The sixth Leave No Trace (LNT) principle is Respect Wildlife. This principle is important when encountering animals both in the wilderness and around town. The best policy when dealing with wildlife is to observe from afar. Observing wildlife from a distance minimizes the disturbance to the animals, their habitat and reduces the chance of an altercation.
Unfortunately, YouTube is full of instances when people thought that getting a little closer would be a good idea. Instead of getting close to wildlife, bring binoculars and/or a camera and watch/take pictures from a distance. Another easy way to avoid disturbing animals is to travel quietly and give them wide berths so they can continue along their normal path. If possible, you want to avoid making animals flee and never pursue one that does flee. Even though a hike may be just a stroll for you, all of the animals are fighting for survival and wasting energy fleeing from noisy hikers may hinder survival of the animal down the road. The only exception to traveling quietly is if you are traveling in bear country. If you suspect bears may be around it is advised to make some noise to avoid startling a bear. Consulting the local Ranger Station, U.S. Fish & Wildlife Service, or other local authorities is a wise decision if you are unsure about the wildlife you may encounter.

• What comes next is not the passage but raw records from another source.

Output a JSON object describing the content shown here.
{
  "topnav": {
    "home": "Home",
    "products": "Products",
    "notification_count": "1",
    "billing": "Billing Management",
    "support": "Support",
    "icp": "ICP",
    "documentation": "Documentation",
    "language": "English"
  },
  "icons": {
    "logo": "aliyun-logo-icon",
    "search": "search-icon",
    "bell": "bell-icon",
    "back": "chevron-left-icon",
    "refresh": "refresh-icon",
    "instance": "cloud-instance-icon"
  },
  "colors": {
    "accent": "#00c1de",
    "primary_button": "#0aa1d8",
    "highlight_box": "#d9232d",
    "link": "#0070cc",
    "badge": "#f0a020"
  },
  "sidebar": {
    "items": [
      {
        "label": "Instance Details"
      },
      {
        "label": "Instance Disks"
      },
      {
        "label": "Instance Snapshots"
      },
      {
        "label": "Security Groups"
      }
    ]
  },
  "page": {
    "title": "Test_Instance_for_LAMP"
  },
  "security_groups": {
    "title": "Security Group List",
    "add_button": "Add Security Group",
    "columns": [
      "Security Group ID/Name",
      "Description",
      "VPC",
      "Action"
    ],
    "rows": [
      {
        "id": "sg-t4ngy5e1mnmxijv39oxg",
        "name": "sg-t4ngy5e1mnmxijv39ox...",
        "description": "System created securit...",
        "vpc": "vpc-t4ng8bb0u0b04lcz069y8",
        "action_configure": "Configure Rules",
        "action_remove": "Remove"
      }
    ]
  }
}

Some animals may be curious about you and may give you the chance to get very close. In these situations one should never touch, feed or attempt to pick up any animal. Being handled may stress the animal, the oil or sun screens may react negatively with the animals skin (amphibians especially) and all animals are wild and could inflict harm to us. Most animals have some kind of defense mechanism that could end up making you smell horrible, give you a disease or inflict physical harm. Also, young animals contaminated by human scents may be abandoned by their parents.
The other LNT principles come in handy here as well. Wh... [More]